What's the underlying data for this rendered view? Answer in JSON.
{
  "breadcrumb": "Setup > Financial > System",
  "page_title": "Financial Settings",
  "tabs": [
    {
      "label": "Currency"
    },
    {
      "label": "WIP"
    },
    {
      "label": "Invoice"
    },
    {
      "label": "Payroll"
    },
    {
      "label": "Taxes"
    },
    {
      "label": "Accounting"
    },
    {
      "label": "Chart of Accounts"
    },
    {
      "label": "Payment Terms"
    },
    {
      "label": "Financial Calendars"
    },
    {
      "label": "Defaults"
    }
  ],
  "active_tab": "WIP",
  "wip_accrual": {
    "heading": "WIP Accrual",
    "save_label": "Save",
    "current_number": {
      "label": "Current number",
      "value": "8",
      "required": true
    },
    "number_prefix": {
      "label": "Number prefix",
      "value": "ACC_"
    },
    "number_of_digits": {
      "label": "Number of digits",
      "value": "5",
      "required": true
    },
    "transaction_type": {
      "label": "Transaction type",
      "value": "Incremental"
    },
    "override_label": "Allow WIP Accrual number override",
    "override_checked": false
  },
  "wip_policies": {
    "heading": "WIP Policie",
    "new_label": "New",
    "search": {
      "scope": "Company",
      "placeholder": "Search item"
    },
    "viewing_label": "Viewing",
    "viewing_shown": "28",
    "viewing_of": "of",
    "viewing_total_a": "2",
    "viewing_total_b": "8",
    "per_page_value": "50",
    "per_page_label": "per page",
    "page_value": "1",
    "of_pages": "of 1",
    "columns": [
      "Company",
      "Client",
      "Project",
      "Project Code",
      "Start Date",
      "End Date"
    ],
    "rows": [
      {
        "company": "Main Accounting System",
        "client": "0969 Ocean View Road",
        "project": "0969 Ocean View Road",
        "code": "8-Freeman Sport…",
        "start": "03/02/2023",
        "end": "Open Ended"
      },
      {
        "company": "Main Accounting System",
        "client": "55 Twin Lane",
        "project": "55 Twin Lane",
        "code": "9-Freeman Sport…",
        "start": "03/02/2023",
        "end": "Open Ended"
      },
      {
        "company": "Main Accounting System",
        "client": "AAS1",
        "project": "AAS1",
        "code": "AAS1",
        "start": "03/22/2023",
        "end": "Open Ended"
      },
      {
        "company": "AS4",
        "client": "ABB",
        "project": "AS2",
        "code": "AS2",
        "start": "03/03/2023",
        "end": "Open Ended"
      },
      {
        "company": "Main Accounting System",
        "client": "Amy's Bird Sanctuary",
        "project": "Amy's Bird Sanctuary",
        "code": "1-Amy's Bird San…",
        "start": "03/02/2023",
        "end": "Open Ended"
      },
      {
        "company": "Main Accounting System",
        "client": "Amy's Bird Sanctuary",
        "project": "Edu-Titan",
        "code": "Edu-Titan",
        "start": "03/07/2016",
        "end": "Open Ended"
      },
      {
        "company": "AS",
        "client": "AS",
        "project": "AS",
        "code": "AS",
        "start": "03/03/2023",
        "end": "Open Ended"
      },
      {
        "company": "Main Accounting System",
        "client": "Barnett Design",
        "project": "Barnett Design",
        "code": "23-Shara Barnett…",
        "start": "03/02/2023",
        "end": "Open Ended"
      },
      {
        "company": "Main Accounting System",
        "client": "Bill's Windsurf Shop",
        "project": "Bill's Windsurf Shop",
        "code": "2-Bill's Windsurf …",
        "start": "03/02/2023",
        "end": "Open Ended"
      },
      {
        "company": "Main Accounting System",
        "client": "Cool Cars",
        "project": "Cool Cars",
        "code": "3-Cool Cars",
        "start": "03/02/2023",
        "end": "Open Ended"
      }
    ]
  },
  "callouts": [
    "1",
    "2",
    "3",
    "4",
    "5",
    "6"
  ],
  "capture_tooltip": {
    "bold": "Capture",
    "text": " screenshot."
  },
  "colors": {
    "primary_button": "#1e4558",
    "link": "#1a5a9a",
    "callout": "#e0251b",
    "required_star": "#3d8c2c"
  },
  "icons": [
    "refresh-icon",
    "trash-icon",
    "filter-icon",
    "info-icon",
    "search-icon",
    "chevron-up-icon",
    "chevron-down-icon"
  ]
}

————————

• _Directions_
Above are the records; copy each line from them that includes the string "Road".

• _Solution_
        "client": "0969 Ocean View Road",
        "project": "0969 Ocean View Road",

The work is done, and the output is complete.